BEGIN Dataset
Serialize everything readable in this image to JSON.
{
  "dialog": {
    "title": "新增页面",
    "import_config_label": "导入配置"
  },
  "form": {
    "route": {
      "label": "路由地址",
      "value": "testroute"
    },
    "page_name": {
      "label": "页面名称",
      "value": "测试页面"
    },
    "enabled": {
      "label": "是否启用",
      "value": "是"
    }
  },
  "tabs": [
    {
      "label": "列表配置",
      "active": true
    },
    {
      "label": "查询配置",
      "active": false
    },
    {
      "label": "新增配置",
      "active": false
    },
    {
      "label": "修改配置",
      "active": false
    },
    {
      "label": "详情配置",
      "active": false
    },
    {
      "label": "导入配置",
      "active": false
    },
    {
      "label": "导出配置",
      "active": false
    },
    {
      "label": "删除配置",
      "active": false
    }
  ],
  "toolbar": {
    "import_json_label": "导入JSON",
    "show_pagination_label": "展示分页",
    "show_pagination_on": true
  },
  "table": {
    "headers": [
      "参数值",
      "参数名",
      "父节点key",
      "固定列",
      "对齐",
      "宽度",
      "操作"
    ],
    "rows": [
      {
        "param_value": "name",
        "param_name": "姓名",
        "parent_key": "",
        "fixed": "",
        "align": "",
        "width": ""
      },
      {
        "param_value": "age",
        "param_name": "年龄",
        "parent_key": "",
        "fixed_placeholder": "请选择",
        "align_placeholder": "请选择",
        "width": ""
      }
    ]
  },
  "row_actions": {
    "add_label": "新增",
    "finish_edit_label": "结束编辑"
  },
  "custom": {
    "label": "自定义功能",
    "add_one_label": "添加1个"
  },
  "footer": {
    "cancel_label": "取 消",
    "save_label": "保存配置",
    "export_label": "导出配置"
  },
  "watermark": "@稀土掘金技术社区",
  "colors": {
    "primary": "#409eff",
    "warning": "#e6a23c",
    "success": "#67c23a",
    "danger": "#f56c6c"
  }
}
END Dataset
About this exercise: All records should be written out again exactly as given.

The completed task:
Serialize everything readable in this image to JSON.
{
  "dialog": {
    "title": "新增页面",
    "import_config_label": "导入配置"
  },
  "form": {
    "route": {
      "label": "路由地址",
      "value": "testroute"
    },
    "page_name": {
      "label": "页面名称",
      "value": "测试页面"
    },
    "enabled": {
      "label": "是否启用",
      "value": "是"
    }
  },
  "tabs": [
    {
      "label": "列表配置",
      "active": true
    },
    {
      "label": "查询配置",
      "active": false
    },
    {
      "label": "新增配置",
      "active": false
    },
    {
      "label": "修改配置",
      "active": false
    },
    {
      "label": "详情配置",
      "active": false
    },
    {
      "label": "导入配置",
      "active": false
    },
    {
      "label": "导出配置",
      "active": false
    },
    {
      "label": "删除配置",
      "active": false
    }
  ],
  "toolbar": {
    "import_json_label": "导入JSON",
    "show_pagination_label": "展示分页",
    "show_pagination_on": true
  },
  "table": {
    "headers": [
      "参数值",
      "参数名",
      "父节点key",
      "固定列",
      "对齐",
      "宽度",
      "操作"
    ],
    "rows": [
      {
        "param_value": "name",
        "param_name": "姓名",
        "parent_key": "",
        "fixed": "",
        "align": "",
        "width": ""
      },
      {
        "param_value": "age",
        "param_name": "年龄",
        "parent_key": "",
        "fixed_placeholder": "请选择",
        "align_placeholder": "请选择",
        "width": ""
      }
    ]
  },
  "row_actions": {
    "add_label": "新增",
    "finish_edit_label": "结束编辑"
  },
  "custom": {
    "label": "自定义功能",
    "add_one_label": "添加1个"
  },
  "footer": {
    "cancel_label": "取 消",
    "save_label": "保存配置",
    "export_label": "导出配置"
  },
  "watermark": "@稀土掘金技术社区",
  "colors": {
    "primary": "#409eff",
    "warning": "#e6a23c",
    "success": "#67c23a",
    "danger": "#f56c6c"
  }
}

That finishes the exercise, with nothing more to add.